Yet, how far can you go to test an opener? How many chances would you give him to hit a big one and prove his credentials?
3 Tests, 4 Tests? The West Indies, unless you are mistaken, have afforded far more kindness to Campbell than any strict team hungry to see results would have. Yet, despite getting 7 Tests to prove himself in the last 12 months, the left-hander struck not even a solitary fifty, let alone a century.
Yes, his 148-ball-stay in the Sri Lanka did prove a point, but Campbell’s case is that of a batsman who throws away starts, failing to convert his opportunities he’s been given in plenty.
That being said, the only good choice and a handy one is that of Kieran Powell. Not only because the left-hander emerged on the scene a decade back, albeit with limited success, he’s still the man to have played more Tests than any reserve opener around.
With the likes of a possible Kimani Mileus still to make the cut, Powell, with 40 Test appearances under his belt cuts a fine figure.
Half a decade back when experiencing troubled form, he took a break and even took to Baseball to improve his hitting abilities.
And his record, though not a glowing one, suggests some promise.
Take a look here.
|Matches||Runs||Highest score||50s, 100s||Batting avg||Runs vs SA|
6 fifties, 3 centuries
|27||Yet to play|
That being said, while Kieran Powell, who supposedly failed a fitness Test along with Hetmyer for the tour to Bangladesh that saw him miss the most, would certainly be keen to make a mark, even if that means he’s not played a single Test yet against the Proteas.
A batsman known for his focus, someone who’s faced the likes of Steyn, Johnson, Faulkner, Watson, Ishant in the past, knows a thing or two about holding fort.
Additionally speaking, a left-hand and right-hand combination also seems promising given at the other hand will be Kraigg Brathwaite.
Kieran Powell struck one of his most dogged tons versus New Zealand, his 134. He was also at his best versus Bangladesh against whom he fired a dominant 117.
Now that the selectors have warmed up to him, perhaps clearly aware that Campbell is battling for survival, the Tests against South Africa should warrant a new chance.
So can a second inning be expected from one of West Indies’ fine talents, albeit one who’s yet to truly excel?
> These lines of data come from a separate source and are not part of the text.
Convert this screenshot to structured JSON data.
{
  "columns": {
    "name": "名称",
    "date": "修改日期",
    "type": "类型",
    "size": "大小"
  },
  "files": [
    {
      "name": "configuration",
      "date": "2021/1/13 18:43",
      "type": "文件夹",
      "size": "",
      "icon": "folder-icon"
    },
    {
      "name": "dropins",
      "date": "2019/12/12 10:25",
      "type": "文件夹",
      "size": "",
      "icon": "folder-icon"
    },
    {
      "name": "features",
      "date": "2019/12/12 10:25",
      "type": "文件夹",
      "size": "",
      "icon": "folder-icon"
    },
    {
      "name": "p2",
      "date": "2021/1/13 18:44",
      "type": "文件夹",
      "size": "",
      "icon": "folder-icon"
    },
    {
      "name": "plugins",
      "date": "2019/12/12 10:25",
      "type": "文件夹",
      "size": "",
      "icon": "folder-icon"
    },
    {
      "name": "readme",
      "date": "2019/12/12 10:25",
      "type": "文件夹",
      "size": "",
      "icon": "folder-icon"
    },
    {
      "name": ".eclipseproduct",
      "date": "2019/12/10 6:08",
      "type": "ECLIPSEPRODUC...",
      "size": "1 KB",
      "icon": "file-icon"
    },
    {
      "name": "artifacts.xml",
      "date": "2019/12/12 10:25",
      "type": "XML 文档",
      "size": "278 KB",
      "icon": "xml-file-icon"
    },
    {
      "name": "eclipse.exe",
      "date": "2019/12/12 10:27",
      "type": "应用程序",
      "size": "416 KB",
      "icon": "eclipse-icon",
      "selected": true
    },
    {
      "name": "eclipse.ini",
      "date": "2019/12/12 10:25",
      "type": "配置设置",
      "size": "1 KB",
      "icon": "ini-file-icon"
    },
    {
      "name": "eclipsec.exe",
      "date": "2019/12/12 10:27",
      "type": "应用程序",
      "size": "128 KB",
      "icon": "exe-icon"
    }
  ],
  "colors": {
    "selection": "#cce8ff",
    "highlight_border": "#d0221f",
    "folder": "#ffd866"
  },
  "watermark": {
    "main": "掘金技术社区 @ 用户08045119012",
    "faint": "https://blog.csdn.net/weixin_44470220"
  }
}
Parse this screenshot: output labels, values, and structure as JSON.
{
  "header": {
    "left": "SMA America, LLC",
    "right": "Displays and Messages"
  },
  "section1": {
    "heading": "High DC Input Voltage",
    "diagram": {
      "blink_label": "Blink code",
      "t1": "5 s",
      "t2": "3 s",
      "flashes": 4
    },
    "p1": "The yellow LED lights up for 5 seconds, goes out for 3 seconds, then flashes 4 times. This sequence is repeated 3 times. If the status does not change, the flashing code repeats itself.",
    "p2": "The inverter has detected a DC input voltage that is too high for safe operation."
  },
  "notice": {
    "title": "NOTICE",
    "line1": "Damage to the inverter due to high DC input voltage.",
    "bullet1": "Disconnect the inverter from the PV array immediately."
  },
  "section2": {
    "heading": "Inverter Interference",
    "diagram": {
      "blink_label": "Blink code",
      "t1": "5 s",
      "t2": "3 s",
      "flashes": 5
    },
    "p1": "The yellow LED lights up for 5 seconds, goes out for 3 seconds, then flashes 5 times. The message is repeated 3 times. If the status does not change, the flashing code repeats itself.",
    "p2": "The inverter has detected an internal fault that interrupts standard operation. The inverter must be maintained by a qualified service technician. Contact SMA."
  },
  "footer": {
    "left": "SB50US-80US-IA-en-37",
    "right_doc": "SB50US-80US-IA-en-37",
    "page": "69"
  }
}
The answer rests only in the lap of the future. But what’s known is that Kieran Powell will have four full innings to prove his mark again.